Top foundations by share of arts giving out of overall giving. Of the foundations that committed large percentages of their grant dollars to arts and culture, many are the smaller foundations in the sample (table 4). Among the top one hundred foundations ranked by share of arts giving out of total giving, just over half of foundations (fifty-one) gave less than $5 million in total arts grant dollars in 2008. This number would be greater if grants of less than $10,000 were included, because some arts funders will either primarily or exclusively award arts grants of less than $10,000 each.
Support for International Cultural Exchange
Foundation grant dollars targeting international cultural exchange rose 36 percent between 2007 and 2008. The Foundation Center’s full 2008 grants set included 224 grants related to international cultural exchange totaling $31.6 million. Among the largest of these awards was a $3.5 million grant from the Doris Duke Charitable Foundation to the New Orleans–based National Performance Network for the Creation Fund, Performance Residency Program, Community Fund and Freight Fund, and the International Strategic Partnerships Program.
- Over time, the sample size has changed, which could also distort year-to-year fluctuations in grant dollars and grants targeting specific activities or populations.

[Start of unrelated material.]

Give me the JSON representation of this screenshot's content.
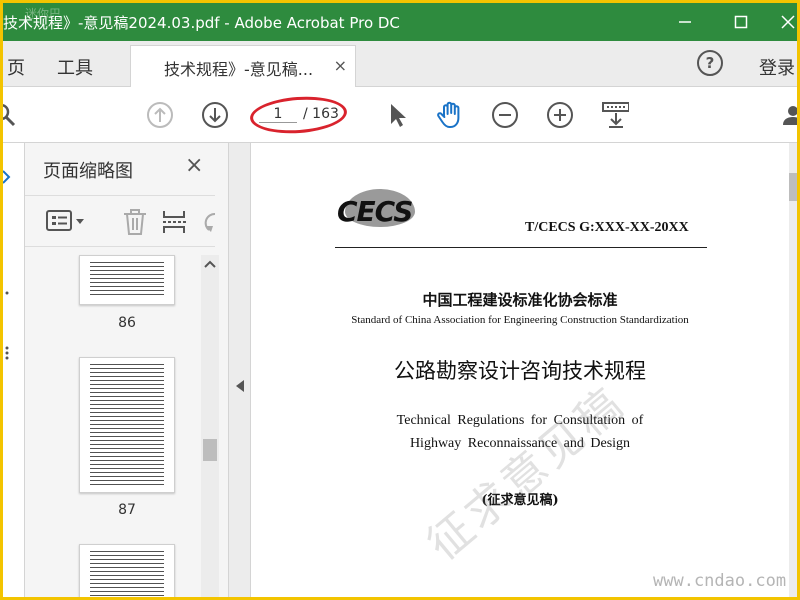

To account for these potential distortions year-to-year, the Foundation Center has analyzed changes in giving based on a matched set of funders.
- The original research upon which this report is based was conducted by the Foundation Center. Specifically, the source for data was the Foundation Center’s Foundation Giving Trends: Update on Funding Priorities (2010) report and the grants sample database. The data for “circa 2008” include all grants of $10,000 or more awarded by 1,490 of the largest US foundations and reported to the Foundation Center between June 2008 and July 2009. Two-thirds of grant dollars represent 2008 grant authorizations or payments, with the balance reflecting 2007 authorizations or payments. (The incorporation of “older” data reflects delays in the availability of timely grants information.) The grants sample typically represents about half of total grant dollars awarded annually by the more than 75,000 active US independent, corporate, and community foundations that the Foundation Center tracks. (The sample also captures roughly half of all foundation giving for arts and culture.) For community foundations, only discretionary and donor-advised grants were included. Grants to individuals were not included.
- Includes support for the production and dissemination of one or more media forms, including film/video, television, radio, and print publishing; and support for journalism and communications centers.
- Includes support for multidisciplinary centers, ethnic/folk arts, arts education, and arts councils. For a detailed analysis of foundation funding for arts education, see L. Renz and J. Atienza, Foundation Funding for Arts Education (New York: Foundation Center, 2005).
- Includes support for archaeology, art history, modern and classical languages, philosophy, ethics, theology, and comparative religion.
- For a detailed analysis of foundation humanities support, see L. Renz and S. Lawrence, Foundation Funding for the Humanities (New York: Foundation Center, 2004).
- The median — meaning that half of the grants are above and half are below the amount — is generally acknowledged to be a more representative measure of the typical grant than the mean or “average,” because the median is not influenced by extreme high or low amounts.